These insights were reflected by our interviewees on an almost perfect scale. On one side, Mira reported that she will do everything in her power to resist the future of tech and getting on the metaverse. For her, it would take her favorite forms of entertainment (concerts & movies) only being available on the metaverse for her to cave. Sarah, a self-identified gamer, reported that she’s terrified of the future of tech in general, but honestly would love to see how some of her favorite video games would play out in VR. On the other end of the spectrum, Dawson reported that he doesn’t feel hesitation towards the future of tech and actively engages in it now, as he is an active member of the blockchain AND gamer community. It’s important to note that none of our interviewees are actually active on the metaverse right now, bringing to light that even some gamers haven’t made the jump yet.

(Image: Creative Black Book: Photography, 1985)

What does this mean for the future of tech & Gen Z?

No matter how we feel about it, future tech is coming. In fact, most of it is already here. A year ago, we couldn’t imagine a VR headset that could track our eyeballs and allow us to run through menus with just the direction of our eyes. But, that’s here. At the end of the day, the next generation of technology is probably going to operate like a new iPhone drop. You have those of us who swear by our iPhone 8 or 9s and those of us who are lining up outside the Apple store days in advance to get the iPhone 207X Max Pro or whatever number they’re on now. Some of us (probably those with a stake in blockchain, a degree in computer science, or machine learning enthusiasts) are going to be lining up right outside the pearly gates of the metaverse. 

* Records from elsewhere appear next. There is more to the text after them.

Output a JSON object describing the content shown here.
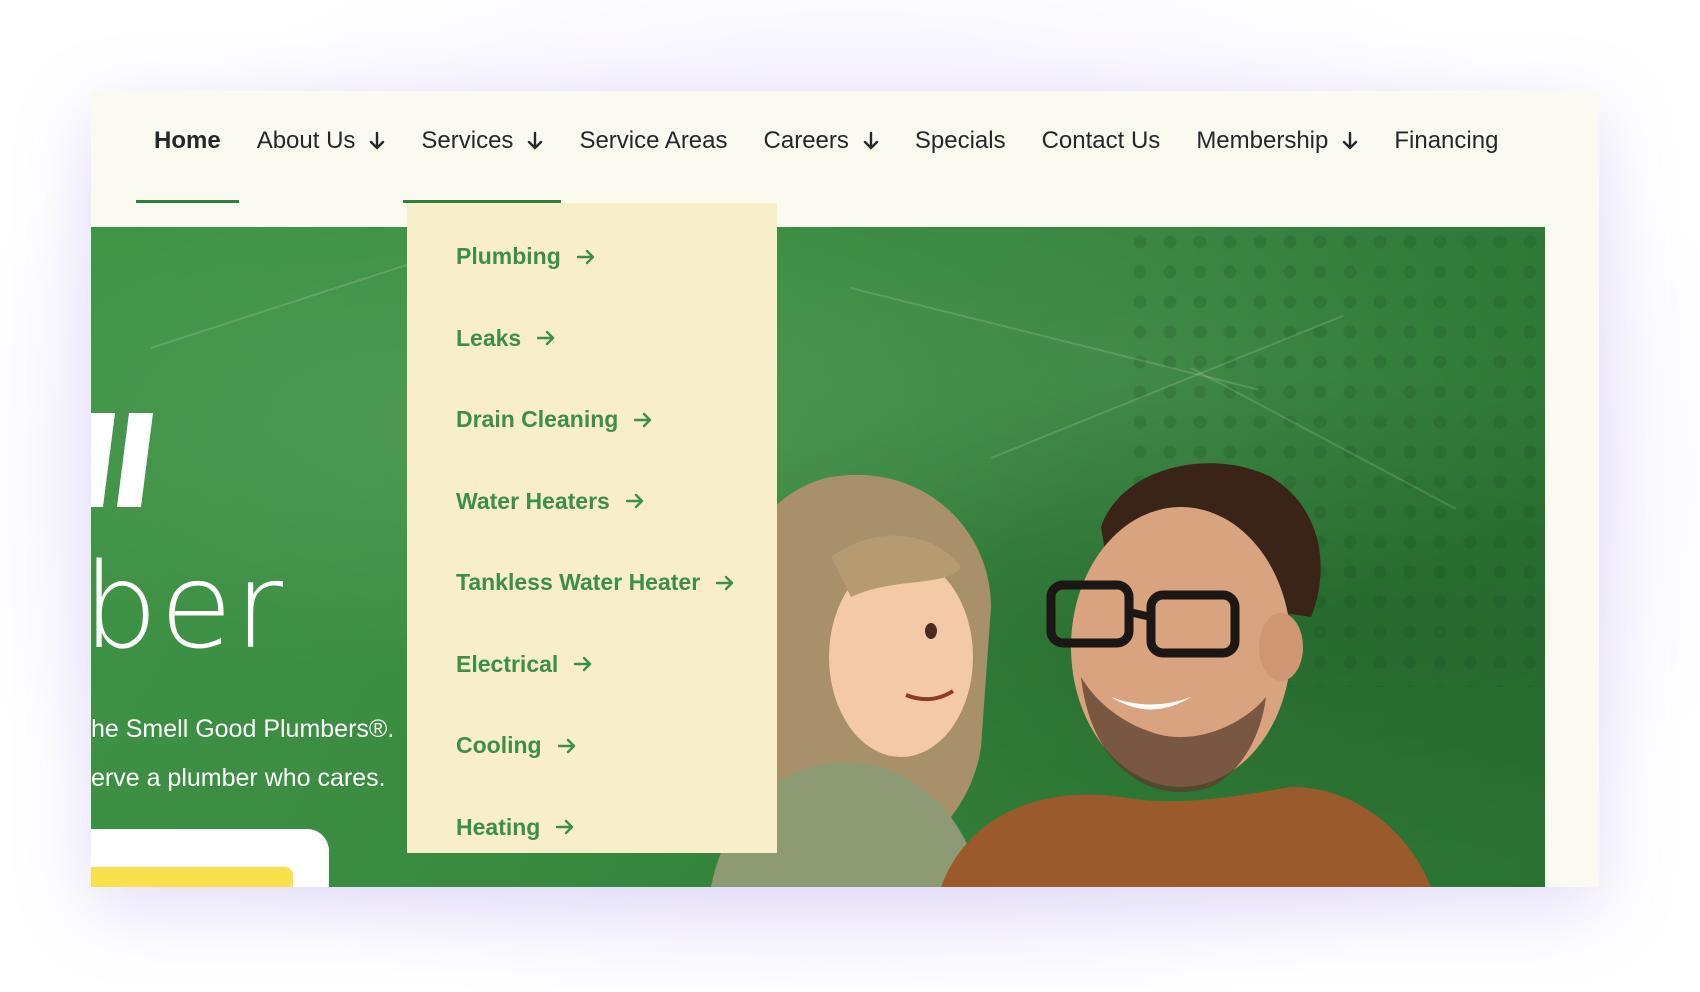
{
  "nav": {
    "items": [
      {
        "label": "Home",
        "has_dropdown": false,
        "active": true
      },
      {
        "label": "About Us",
        "has_dropdown": true,
        "active": false
      },
      {
        "label": "Services",
        "has_dropdown": true,
        "active": false,
        "open": true
      },
      {
        "label": "Service Areas",
        "has_dropdown": false,
        "active": false
      },
      {
        "label": "Careers",
        "has_dropdown": true,
        "active": false
      },
      {
        "label": "Specials",
        "has_dropdown": false,
        "active": false
      },
      {
        "label": "Contact Us",
        "has_dropdown": false,
        "active": false
      },
      {
        "label": "Membership",
        "has_dropdown": true,
        "active": false
      },
      {
        "label": "Financing",
        "has_dropdown": false,
        "active": false
      }
    ]
  },
  "services_menu": {
    "items": [
      {
        "label": "Plumbing"
      },
      {
        "label": "Leaks"
      },
      {
        "label": "Drain Cleaning"
      },
      {
        "label": "Water Heaters"
      },
      {
        "label": "Tankless Water Heater"
      },
      {
        "label": "Electrical"
      },
      {
        "label": "Cooling"
      },
      {
        "label": "Heating"
      }
    ]
  },
  "hero": {
    "heading_partial": "ber",
    "line1": "he Smell Good Plumbers®.",
    "line2": "erve a plumber who cares."
  },
  "colors": {
    "accent_green": "#2f7d3f",
    "menu_text_green": "#3d8e47",
    "menu_background": "#f8efca",
    "hero_green": "#3a8b40",
    "cta_yellow": "#f8e14a",
    "nav_text": "#23282b"
  },
  "icons": {
    "nav_dropdown": "arrow-down-icon",
    "menu_item": "arrow-right-icon"
  }
}
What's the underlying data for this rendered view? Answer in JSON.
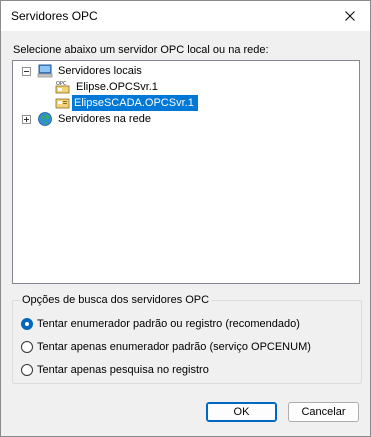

The future of tech is coming, but how much it’s going to change the current landscape of our lives is going to be up to Gen Z. We are the ones who are going to have the final say in whether or not the metaverse, cryptocurrency, and AI is going to reach beyond gamers and cryptonerds. New tech can be implemented all it wants, but if there isn’t enough demand for it, it will never be realized to the full extent it was intended to be. If Gen Z doesn’t accept what is coming from tech companies in the coming years, then it might just be more hype than it was worth. So, what do you think? Will you go kicking and screaming into the future? Or will you wear your headset in peace?